What is expected:
From the entries below, pull out each line where "Generation" appears.

Dataset rows describing interfaces:

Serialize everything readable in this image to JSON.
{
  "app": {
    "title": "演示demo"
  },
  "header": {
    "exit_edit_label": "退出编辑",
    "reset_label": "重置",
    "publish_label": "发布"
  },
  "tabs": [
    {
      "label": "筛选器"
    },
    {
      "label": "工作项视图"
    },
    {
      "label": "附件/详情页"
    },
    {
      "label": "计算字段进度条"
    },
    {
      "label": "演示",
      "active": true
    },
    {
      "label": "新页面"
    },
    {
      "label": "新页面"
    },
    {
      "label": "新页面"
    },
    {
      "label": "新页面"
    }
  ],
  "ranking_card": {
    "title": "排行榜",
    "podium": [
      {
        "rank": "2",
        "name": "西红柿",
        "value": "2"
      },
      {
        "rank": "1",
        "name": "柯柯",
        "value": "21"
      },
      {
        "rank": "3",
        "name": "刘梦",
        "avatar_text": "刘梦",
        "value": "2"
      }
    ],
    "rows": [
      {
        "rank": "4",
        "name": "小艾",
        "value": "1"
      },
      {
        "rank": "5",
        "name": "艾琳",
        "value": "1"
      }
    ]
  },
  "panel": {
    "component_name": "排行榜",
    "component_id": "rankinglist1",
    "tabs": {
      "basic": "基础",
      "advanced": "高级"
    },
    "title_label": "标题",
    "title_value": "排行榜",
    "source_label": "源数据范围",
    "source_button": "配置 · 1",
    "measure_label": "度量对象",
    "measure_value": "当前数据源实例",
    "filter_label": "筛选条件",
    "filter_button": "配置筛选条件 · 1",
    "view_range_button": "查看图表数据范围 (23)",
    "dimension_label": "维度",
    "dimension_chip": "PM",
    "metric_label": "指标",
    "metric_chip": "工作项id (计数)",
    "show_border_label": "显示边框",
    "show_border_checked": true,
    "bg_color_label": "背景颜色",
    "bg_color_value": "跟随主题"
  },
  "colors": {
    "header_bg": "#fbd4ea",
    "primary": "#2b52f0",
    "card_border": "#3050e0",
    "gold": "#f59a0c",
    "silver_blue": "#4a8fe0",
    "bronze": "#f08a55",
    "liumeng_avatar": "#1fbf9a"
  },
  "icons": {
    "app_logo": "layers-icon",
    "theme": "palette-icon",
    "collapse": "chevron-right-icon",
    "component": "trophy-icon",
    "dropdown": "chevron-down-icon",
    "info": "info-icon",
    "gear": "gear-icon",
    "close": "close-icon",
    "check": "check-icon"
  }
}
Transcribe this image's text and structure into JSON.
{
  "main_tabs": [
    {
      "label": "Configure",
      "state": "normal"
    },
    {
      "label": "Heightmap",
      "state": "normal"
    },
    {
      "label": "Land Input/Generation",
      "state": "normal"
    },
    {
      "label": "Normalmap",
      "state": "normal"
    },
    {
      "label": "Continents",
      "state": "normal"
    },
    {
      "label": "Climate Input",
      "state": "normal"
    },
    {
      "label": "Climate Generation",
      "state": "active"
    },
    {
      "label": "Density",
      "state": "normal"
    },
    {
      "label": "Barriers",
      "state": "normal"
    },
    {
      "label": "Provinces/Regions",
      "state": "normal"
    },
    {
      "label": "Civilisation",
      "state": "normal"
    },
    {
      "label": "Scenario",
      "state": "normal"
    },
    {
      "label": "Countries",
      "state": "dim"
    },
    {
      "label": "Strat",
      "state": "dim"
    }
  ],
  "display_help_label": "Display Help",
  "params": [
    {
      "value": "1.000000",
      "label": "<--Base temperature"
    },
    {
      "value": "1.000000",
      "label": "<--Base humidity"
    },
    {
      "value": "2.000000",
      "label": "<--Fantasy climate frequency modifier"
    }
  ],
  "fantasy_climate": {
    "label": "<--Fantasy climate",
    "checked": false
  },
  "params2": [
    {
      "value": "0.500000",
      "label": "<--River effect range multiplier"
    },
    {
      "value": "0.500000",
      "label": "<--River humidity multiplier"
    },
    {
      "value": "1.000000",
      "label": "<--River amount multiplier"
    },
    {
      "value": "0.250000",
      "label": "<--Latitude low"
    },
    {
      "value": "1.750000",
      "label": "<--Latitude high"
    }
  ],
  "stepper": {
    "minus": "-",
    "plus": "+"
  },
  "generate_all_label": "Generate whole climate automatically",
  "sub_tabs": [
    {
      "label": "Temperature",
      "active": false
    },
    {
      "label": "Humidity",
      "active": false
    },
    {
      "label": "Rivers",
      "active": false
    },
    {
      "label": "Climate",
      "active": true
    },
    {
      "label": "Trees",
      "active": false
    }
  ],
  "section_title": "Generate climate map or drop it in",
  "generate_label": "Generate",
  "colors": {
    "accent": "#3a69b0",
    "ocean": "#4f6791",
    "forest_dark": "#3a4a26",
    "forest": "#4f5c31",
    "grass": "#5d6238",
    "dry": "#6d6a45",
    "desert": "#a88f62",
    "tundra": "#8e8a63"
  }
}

Written response:
      "label": "Land Input/Generation",
      "label": "Climate Generation",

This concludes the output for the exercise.